The Guardian's SAMUEL GIBBS: "Hackers of US television network HBO have released personal phone numbers of Game of Thrones actors, emails and scripts in the latest dump of data stolen from the company, and are demanding a multimillion-dollar ransom to prevent the release of whole TV shows and further emails."
"In a five-minute video letter from somebody calling themselves “Mr Smith” to HBO chief executive Richard Plepler, the hackers told the company to pay within three days or they would put online the HBO shows and confidential corporate data they claim to have stolen."
"The hackers claim to have taken 1.5TB of data – the equivalent to several TV series box sets or millions of documents – but HBO said that it doesn’t believe its email system as a whole has been compromised, although it did acknowledge the theft of “proprietary information”."
There are 80 tickets left to the Tower Bridge dinner. Here's how you can score one.

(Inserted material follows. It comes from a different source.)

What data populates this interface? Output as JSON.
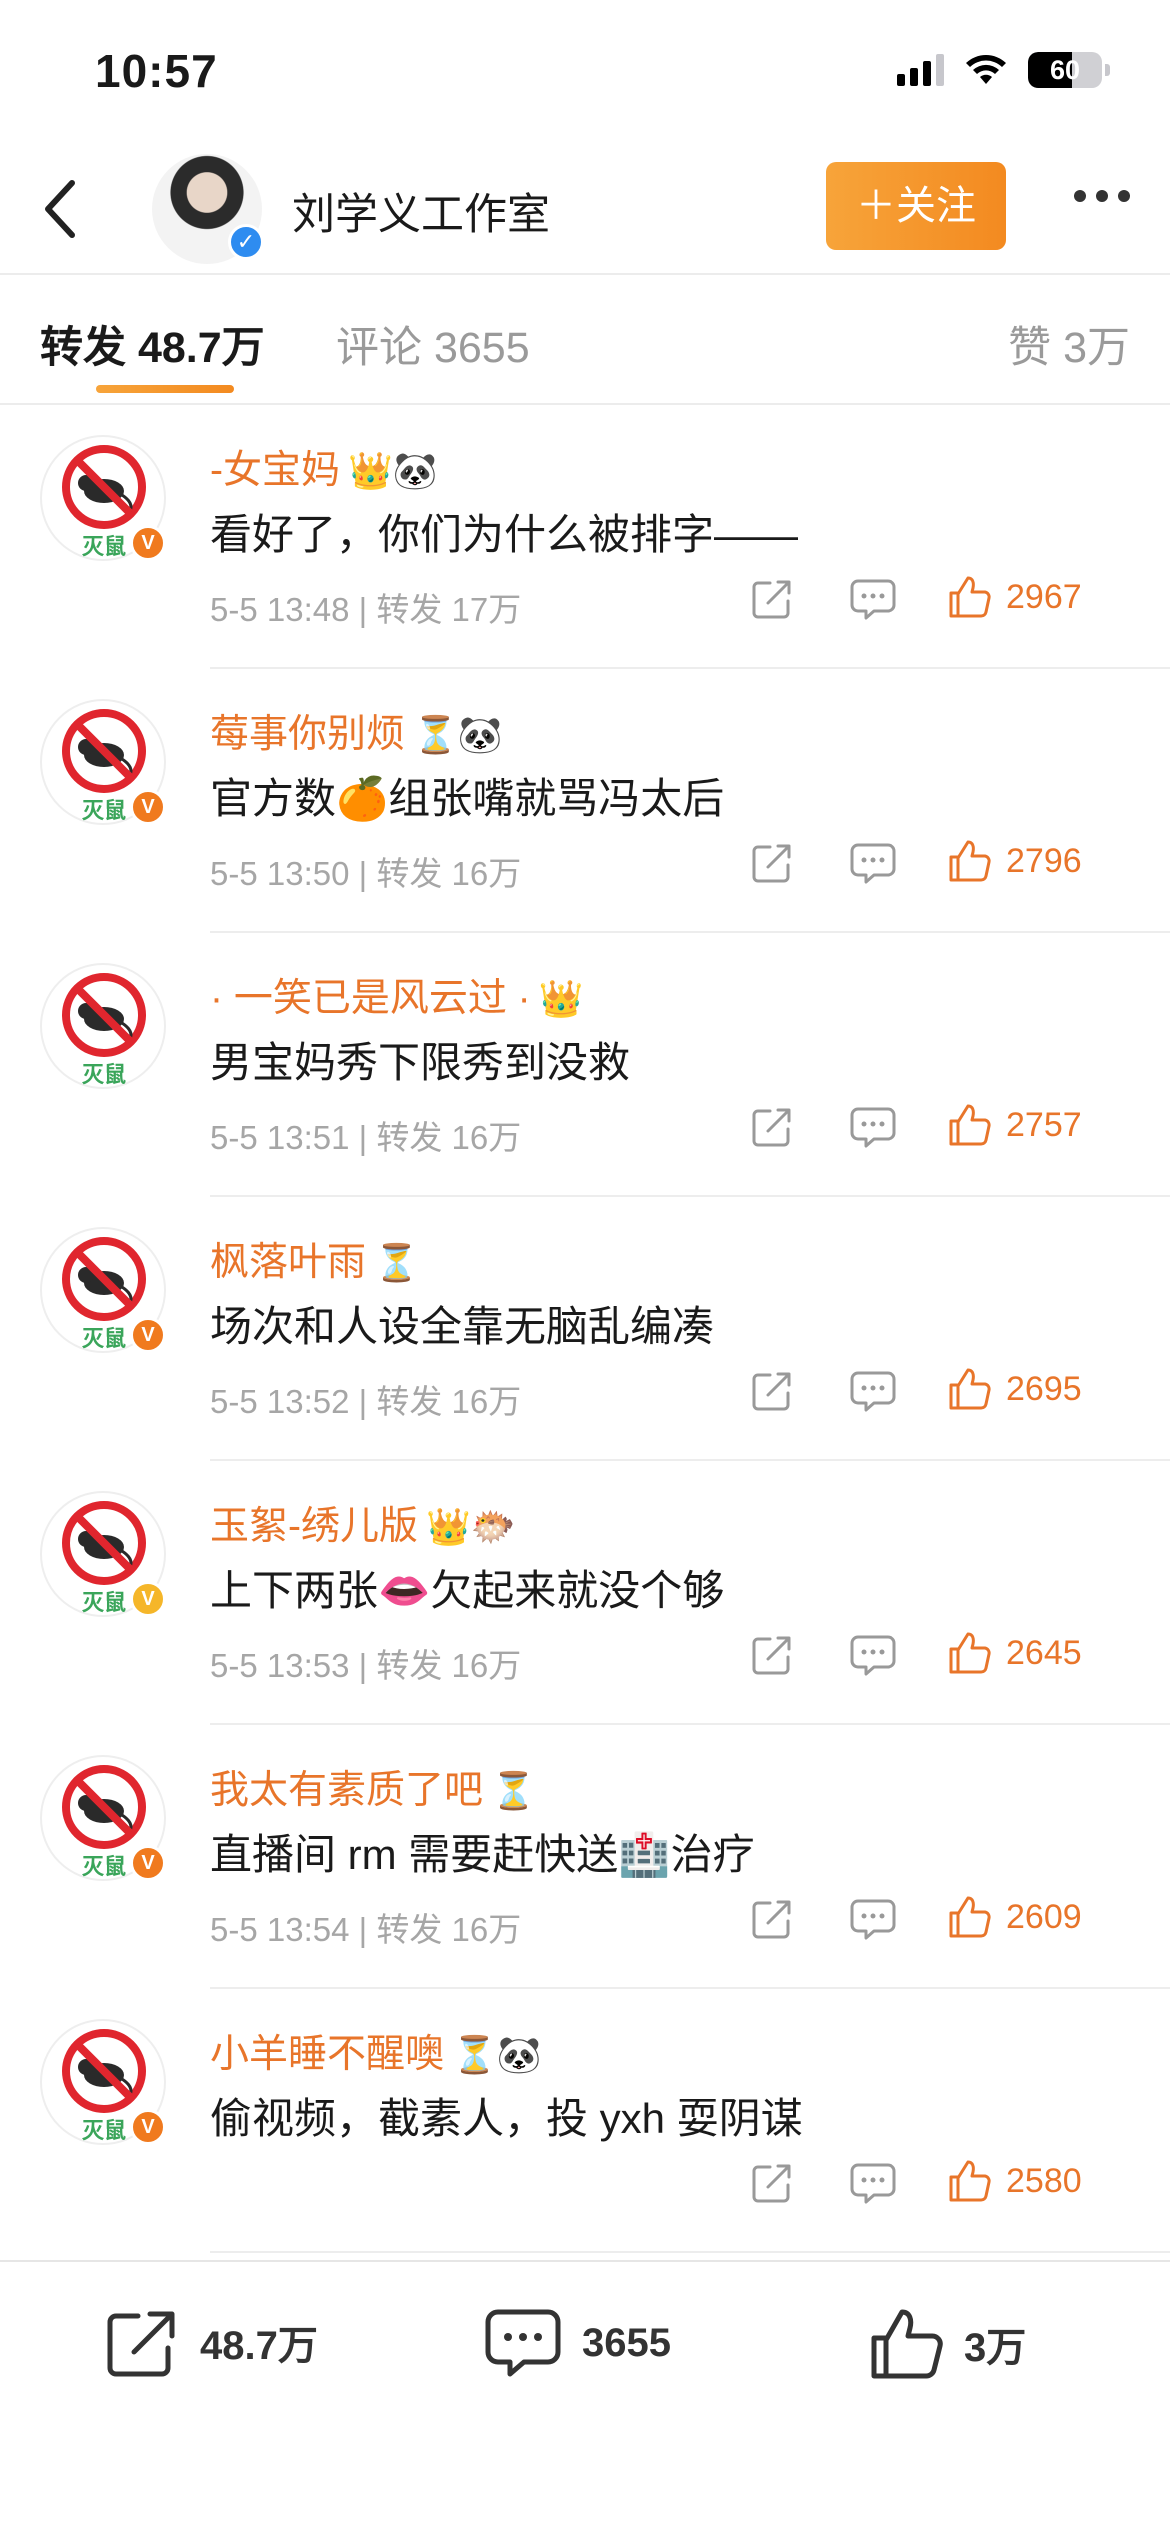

Sacramento Bee's CARLA MEYER: "Want a shot at attending the exclusive Tower Bridge dinner Sept. 24? Registration is now open for a chance to purchase tickets to the marquee event of Sacramento’s annual Farm-to-Fork celebration."
"From now through noon Aug. 13, hopefuls can visit farmtofork.com and sign up for the opportunity to buy up to two public tickets ($199 each) to the multi-course dinner. On Aug. 14, entrants will be entered into a web-based “randomizer” that will choose people who then will have 24 hours to buy tickets."

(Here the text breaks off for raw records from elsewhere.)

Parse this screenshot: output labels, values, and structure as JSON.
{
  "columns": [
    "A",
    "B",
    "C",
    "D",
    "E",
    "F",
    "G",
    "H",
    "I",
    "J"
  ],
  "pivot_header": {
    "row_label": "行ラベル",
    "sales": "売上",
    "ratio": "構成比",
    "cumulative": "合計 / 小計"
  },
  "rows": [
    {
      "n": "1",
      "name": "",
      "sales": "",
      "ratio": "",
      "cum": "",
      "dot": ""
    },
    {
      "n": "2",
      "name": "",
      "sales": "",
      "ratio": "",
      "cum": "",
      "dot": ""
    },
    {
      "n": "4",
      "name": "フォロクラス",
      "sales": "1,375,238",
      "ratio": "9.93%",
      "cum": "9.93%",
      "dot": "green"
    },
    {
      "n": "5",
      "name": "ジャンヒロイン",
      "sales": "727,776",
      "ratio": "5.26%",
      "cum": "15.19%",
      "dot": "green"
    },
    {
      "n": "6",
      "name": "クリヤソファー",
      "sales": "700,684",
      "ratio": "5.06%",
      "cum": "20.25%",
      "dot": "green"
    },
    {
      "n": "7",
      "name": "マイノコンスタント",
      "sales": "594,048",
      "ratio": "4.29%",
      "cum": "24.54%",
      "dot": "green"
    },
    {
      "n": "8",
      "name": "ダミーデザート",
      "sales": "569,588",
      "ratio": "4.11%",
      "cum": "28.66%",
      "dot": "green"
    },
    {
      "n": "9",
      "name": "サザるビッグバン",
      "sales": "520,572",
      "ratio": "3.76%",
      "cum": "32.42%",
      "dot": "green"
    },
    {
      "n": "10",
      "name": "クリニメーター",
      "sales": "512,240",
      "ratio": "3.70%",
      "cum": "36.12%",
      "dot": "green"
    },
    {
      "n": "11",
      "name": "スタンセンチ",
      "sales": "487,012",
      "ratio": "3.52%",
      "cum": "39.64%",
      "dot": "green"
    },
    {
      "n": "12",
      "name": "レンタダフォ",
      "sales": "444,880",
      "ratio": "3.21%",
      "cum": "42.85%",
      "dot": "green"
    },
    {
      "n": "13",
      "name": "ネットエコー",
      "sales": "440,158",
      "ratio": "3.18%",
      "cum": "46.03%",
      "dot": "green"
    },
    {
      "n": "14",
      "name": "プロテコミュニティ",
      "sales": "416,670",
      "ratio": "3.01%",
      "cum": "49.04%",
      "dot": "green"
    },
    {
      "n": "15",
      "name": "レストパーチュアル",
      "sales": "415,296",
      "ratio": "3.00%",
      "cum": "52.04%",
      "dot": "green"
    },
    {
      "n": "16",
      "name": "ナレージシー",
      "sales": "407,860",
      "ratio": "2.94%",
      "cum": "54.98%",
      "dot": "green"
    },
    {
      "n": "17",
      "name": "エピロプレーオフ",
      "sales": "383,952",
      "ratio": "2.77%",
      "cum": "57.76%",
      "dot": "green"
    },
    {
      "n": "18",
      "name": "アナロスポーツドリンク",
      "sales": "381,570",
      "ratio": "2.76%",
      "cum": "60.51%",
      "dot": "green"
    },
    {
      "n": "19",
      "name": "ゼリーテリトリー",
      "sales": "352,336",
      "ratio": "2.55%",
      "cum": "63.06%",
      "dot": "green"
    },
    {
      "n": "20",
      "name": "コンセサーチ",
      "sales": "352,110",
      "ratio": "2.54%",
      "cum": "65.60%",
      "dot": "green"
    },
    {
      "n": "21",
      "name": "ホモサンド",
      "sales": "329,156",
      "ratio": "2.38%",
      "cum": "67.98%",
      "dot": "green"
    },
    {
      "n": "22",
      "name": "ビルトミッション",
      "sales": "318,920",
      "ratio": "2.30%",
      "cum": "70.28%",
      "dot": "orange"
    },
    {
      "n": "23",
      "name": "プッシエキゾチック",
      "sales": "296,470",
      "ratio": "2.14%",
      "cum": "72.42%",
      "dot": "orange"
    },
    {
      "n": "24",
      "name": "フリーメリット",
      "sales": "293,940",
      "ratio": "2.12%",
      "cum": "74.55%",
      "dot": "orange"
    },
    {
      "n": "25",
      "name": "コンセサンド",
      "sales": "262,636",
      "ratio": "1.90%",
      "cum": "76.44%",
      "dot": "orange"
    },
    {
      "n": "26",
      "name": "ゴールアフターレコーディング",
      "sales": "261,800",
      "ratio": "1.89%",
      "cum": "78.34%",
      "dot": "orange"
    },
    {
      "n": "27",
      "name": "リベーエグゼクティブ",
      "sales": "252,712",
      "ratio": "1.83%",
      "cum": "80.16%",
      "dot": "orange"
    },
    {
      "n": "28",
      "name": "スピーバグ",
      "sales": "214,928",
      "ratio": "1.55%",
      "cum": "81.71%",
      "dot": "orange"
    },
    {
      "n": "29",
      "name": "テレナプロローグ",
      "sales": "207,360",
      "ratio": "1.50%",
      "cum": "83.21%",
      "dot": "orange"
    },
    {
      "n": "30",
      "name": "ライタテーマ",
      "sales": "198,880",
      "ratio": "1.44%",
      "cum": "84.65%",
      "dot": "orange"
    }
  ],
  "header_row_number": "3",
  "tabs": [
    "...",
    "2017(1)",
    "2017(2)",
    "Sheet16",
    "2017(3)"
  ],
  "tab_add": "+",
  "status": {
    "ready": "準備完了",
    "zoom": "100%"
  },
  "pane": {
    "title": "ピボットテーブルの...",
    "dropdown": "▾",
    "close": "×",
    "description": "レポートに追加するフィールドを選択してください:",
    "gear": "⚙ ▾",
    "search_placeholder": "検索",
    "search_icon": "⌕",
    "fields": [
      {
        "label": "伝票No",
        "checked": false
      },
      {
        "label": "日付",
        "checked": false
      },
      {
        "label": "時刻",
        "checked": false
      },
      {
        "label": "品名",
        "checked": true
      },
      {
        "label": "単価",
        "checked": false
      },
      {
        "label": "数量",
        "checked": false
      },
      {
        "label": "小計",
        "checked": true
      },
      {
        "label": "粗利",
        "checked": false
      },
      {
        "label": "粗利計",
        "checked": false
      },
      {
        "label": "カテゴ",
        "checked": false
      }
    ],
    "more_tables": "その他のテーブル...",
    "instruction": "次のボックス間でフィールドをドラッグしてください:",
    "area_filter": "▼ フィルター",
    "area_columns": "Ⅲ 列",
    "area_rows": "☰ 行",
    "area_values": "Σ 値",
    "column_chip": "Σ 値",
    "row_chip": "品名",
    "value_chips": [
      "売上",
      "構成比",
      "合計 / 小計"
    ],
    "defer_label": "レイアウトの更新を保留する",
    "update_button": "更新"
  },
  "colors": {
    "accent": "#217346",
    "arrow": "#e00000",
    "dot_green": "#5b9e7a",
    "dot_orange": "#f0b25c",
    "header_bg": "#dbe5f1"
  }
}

"There are 80 public tickets available, said Kari Miskit of Visit Sacramento, which puts on the annual Farm-to-Fork celebration. The remainder of the bridge dinner’s 800 seats are at sponsored tables. Those tables already are spoken for, Miskit said."